CHICAGO - In a big setback for public worker unions, the 7th U.S. Circuit Court of Appeals in Chicago has reinstated right-wing Wisconsin GOP Gov. Scott Walker's entire 2011 anti-union law.
The ruling in early January disappointed the coalition of seven public worker unions, led by the Wisconsin Education Association Council (WEAC) and AFSCME's Wisconsin affiliates, who had challenged Walker's law in court.
A federal district judge last year upheld the key section of Walker's law, killing collective bargaining rights for 200,000 state and local government workers. But he tossed the rest. The appeals court panel reinstated the entire law. That included Walker's ban on contract provisions allowing collection of union dues and Walker's requirement that the unions must submit to re-votes - recertification of their right to represent the workers - yearly. Each re-vote costs unions a $10,000 fee to the state.
The ban on public workers' bargaining led to mass protests against Walker and the GOP-run legislature, and an unsuccessful union-led recall election against the governor last summer. The recall temporarily cost him a majority in the state senate, but he won it back on Nov. 6 while the GOP kept control of the state house.
The votes and the court ruling open the way for more anti-union Walker moves.

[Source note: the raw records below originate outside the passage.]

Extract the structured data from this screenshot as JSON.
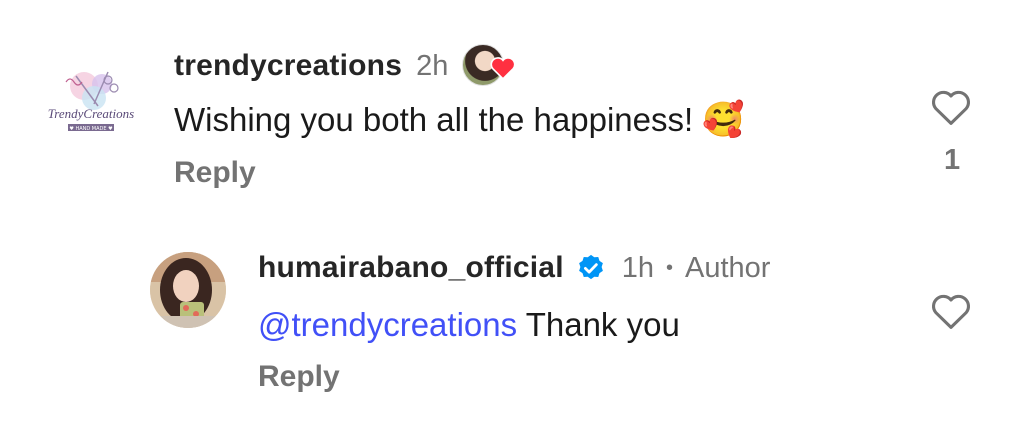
{
  "comment": {
    "username": "trendycreations",
    "time": "2h",
    "text": "Wishing you both all the happiness!",
    "emoji": "🥰",
    "reply_label": "Reply",
    "like_count": "1",
    "avatar_logo_text": "TrendyCreations",
    "avatar_logo_subtext": "♥ HAND MADE ♥"
  },
  "reply": {
    "username": "humairabano_official",
    "time": "1h",
    "separator": "•",
    "author_label": "Author",
    "mention": "@trendycreations",
    "text": "Thank you",
    "reply_label": "Reply"
  },
  "colors": {
    "mention": "#4150f7",
    "verified": "#0095f6",
    "heart_reaction": "#ff3040",
    "secondary_text": "#737373"
  }
}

Other GOP state governments nationwide have followed his lead.
WEAC President Mary Bell said unions are discussing next moves. "Wisconsin educators are extremely disappointed with the court ruling." Walker's law "was never about addressing the fiscal needs of the state but instead a ploy to eliminate workers' rights to have a voice through their union - political payback for citizens who didn't endorse the governor. This marks a setback, but...our members will not give up on their commitment to restoring their rights to negotiate for fair wages and safe conditions," Bell concluded.
This story, by Mark Gruenberg, was distributed by PAI. Photo: Tens of thousands march to recall Wisconsin Gov. Scott Walker, March 14, 2013. Marcus Hollowell/PW